- Exercise objective
Search the records below for the string "true" and copy each line where it turns up.

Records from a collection
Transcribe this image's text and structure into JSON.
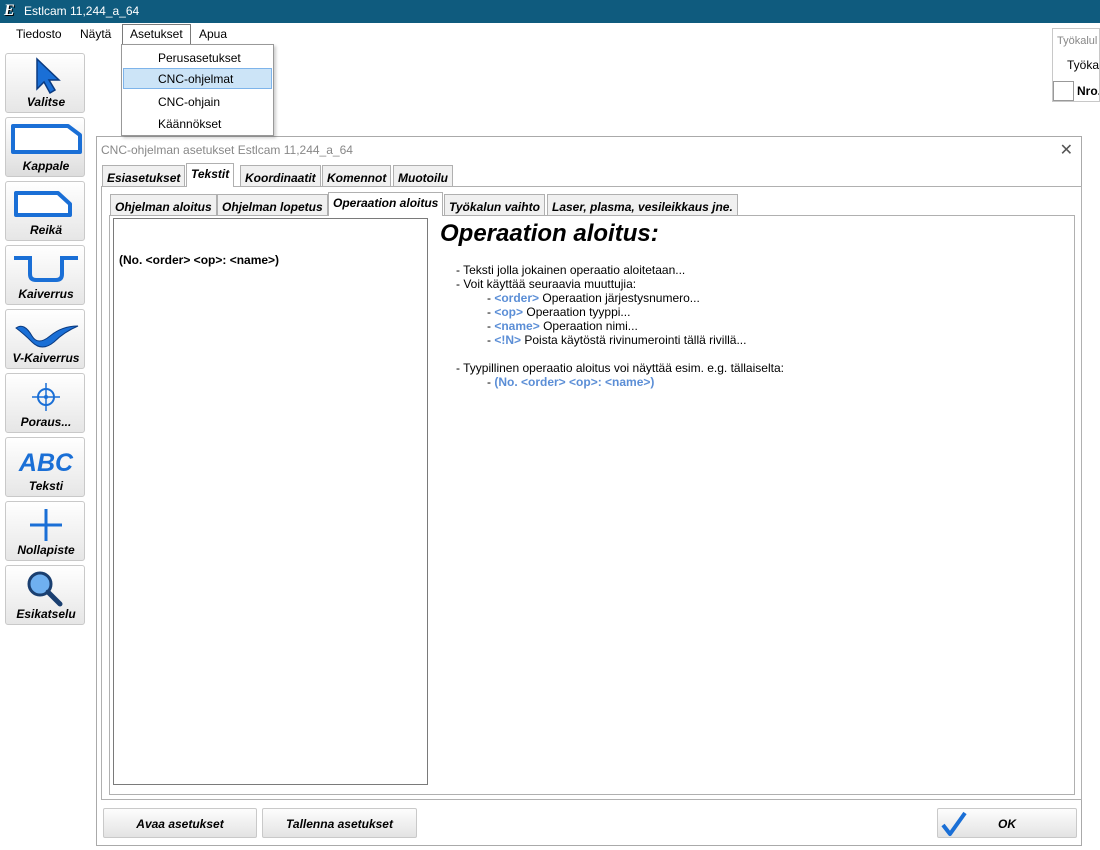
{
  "window": {
    "title": "Estlcam 11,244_a_64"
  },
  "menubar": {
    "items": [
      {
        "label": "Tiedosto"
      },
      {
        "label": "Näytä"
      },
      {
        "label": "Asetukset"
      },
      {
        "label": "Apua"
      }
    ]
  },
  "dropdown": {
    "items": [
      {
        "label": "Perusasetukset"
      },
      {
        "label": "CNC-ohjelmat",
        "selected": true
      },
      {
        "label": "CNC-ohjain"
      },
      {
        "label": "Käännökset"
      }
    ]
  },
  "toolbar": {
    "tools": [
      {
        "label": "Valitse",
        "icon": "cursor-arrow-icon"
      },
      {
        "label": "Kappale",
        "icon": "part-outline-icon"
      },
      {
        "label": "Reikä",
        "icon": "hole-outline-icon"
      },
      {
        "label": "Kaiverrus",
        "icon": "engrave-icon"
      },
      {
        "label": "V-Kaiverrus",
        "icon": "v-carve-icon"
      },
      {
        "label": "Poraus...",
        "icon": "drill-crosshair-icon"
      },
      {
        "label": "Teksti",
        "icon": "abc-text-icon"
      },
      {
        "label": "Nollapiste",
        "icon": "origin-plus-icon"
      },
      {
        "label": "Esikatselu",
        "icon": "magnifier-icon"
      }
    ]
  },
  "right_panel": {
    "title": "Työkalul",
    "tab": "Työkal",
    "column": "Nro."
  },
  "dialog": {
    "title": "CNC-ohjelman asetukset Estlcam 11,244_a_64",
    "main_tabs": [
      {
        "label": "Esiasetukset"
      },
      {
        "label": "Tekstit",
        "active": true
      },
      {
        "label": "Koordinaatit"
      },
      {
        "label": "Komennot"
      },
      {
        "label": "Muotoilu"
      }
    ],
    "sub_tabs": [
      {
        "label": "Ohjelman aloitus"
      },
      {
        "label": "Ohjelman lopetus"
      },
      {
        "label": "Operaation aloitus",
        "active": true
      },
      {
        "label": "Työkalun vaihto"
      },
      {
        "label": "Laser, plasma, vesileikkaus jne."
      }
    ],
    "text_value": "(No. <order> <op>: <name>)",
    "help": {
      "title": "Operaation  aloitus:",
      "line1": "- Teksti jolla jokainen operaatio aloitetaan...",
      "line2": "- Voit käyttää seuraavia muuttujia:",
      "vars": [
        {
          "name": "<order>",
          "desc": "Operaation järjestysnumero..."
        },
        {
          "name": "<op>",
          "desc": "Operaation tyyppi..."
        },
        {
          "name": "<name>",
          "desc": "Operaation nimi..."
        },
        {
          "name": "<!N>",
          "desc": "Poista käytöstä rivinumerointi tällä rivillä..."
        }
      ],
      "line3": "- Tyypillinen operaatio aloitus voi näyttää esim. e.g. tällaiselta:",
      "example": "(No. <order> <op>:  <name>)"
    },
    "buttons": {
      "open": "Avaa asetukset",
      "save": "Tallenna asetukset",
      "ok": "OK"
    }
  },
  "colors": {
    "titlebar": "#0f5b7e",
    "selection": "#cce4f7",
    "variable": "#5b8ed6",
    "icon_blue": "#1a6fd6"
  }
}
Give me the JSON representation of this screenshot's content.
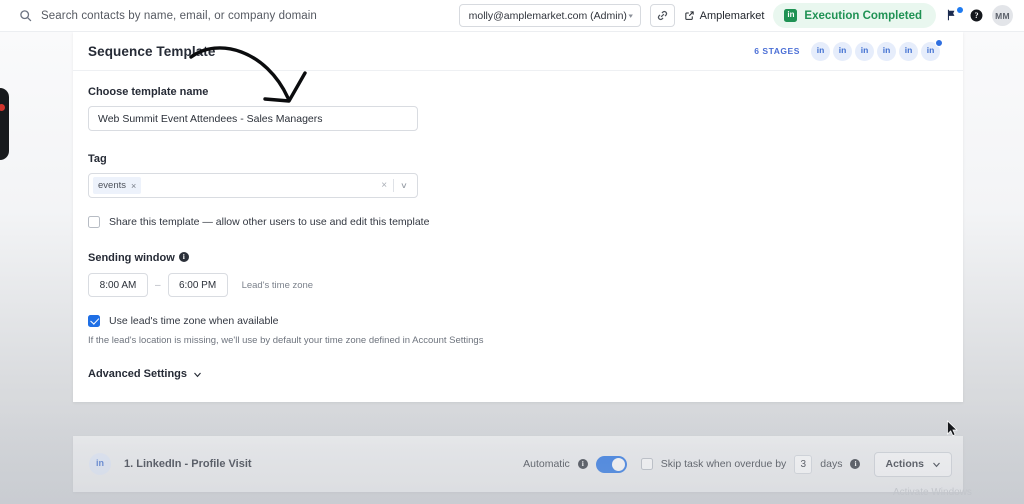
{
  "topbar": {
    "search_placeholder": "Search contacts by name, email, or company domain",
    "search_value": "",
    "search_icon": "search-icon",
    "account": "molly@amplemarket.com (Admin)",
    "account_caret": "▾",
    "link_icon": "link-icon",
    "app_name": "Amplemarket",
    "external_icon": "external-link-icon",
    "status": "Execution Completed",
    "status_icon_label": "in",
    "status_color": "#1f9254",
    "status_bg": "#e9f7ef",
    "flag_icon": "flag-icon",
    "help_icon": "help-circle-icon",
    "avatar_initials": "MM"
  },
  "card": {
    "title": "Sequence Template",
    "stages_label": "6 STAGES",
    "stage_chips": [
      "in",
      "in",
      "in",
      "in",
      "in",
      "in"
    ],
    "template_name_label": "Choose template name",
    "template_name_value": "Web Summit Event Attendees - Sales Managers",
    "tag_label": "Tag",
    "tags": [
      "events"
    ],
    "tag_remove_icon": "×",
    "tag_clear_icon": "×",
    "tag_caret": "∨",
    "share_label": "Share this template — allow other users to use and edit this template",
    "share_checked": false,
    "sending_window_label": "Sending window",
    "sending_window_info": "i",
    "time_start": "8:00 AM",
    "time_dash": "–",
    "time_end": "6:00 PM",
    "timezone_note": "Lead's time zone",
    "use_lead_tz_label": "Use lead's time zone when available",
    "use_lead_tz_checked": true,
    "tz_helper": "If the lead's location is missing, we'll use by default your time zone defined in Account Settings",
    "advanced_settings_label": "Advanced Settings",
    "advanced_caret": "chevron-down-icon"
  },
  "stagebar": {
    "chip_label": "in",
    "title": "1. LinkedIn - Profile Visit",
    "automatic_label": "Automatic",
    "automatic_info": "i",
    "automatic_on": true,
    "skip_label": "Skip task when overdue by",
    "skip_checked": false,
    "skip_days": "3",
    "days_label": "days",
    "days_info": "i",
    "actions_label": "Actions",
    "actions_caret": "chevron-down-icon"
  },
  "watermark": "Activate Windows"
}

- Exercise solution
        "selected": true
        "active": true
        "active": true
    "use_lead_tz_checked": true,
    "automatic_on": true,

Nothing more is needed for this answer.